Recorded data:
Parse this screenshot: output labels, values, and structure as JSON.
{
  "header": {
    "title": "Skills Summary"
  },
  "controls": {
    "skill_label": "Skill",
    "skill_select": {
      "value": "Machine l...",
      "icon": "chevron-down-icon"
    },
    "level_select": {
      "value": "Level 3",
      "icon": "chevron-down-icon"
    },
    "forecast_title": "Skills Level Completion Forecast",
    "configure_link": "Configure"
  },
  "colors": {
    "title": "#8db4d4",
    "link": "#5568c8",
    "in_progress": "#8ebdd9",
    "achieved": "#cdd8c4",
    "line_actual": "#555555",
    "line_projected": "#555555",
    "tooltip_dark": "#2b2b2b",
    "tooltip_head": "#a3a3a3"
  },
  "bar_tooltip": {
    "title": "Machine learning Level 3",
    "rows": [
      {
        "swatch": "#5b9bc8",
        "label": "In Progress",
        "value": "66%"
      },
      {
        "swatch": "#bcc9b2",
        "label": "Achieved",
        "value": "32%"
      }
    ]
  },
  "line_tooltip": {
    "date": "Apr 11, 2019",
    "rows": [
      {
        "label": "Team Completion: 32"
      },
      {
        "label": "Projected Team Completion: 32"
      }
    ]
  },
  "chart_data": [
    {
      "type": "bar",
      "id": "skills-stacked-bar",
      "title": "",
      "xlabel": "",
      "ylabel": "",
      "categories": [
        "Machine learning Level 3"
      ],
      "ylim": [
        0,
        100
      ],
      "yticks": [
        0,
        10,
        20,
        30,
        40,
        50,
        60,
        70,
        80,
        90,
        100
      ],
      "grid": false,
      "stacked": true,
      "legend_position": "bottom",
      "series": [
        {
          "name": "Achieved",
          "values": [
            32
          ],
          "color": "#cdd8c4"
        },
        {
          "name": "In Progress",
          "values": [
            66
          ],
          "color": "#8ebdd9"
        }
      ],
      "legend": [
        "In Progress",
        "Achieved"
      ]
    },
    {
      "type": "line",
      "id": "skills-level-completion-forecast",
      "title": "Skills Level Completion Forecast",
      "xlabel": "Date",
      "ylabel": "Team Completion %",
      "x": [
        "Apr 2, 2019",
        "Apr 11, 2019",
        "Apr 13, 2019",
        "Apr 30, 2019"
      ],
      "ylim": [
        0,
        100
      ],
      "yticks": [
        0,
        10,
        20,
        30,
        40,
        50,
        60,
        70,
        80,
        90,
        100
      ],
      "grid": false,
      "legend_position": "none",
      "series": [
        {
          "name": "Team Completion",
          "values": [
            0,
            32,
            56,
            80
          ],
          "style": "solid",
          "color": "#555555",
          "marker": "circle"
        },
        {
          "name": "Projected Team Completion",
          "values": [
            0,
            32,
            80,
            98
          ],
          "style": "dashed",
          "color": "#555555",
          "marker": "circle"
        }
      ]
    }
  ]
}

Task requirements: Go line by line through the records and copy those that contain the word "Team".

Exercise solution:
        "label": "Team Completion: 32"
        "label": "Projected Team Completion: 32"
      "ylabel": "Team Completion %",
          "name": "Team Completion",
          "name": "Projected Team Completion",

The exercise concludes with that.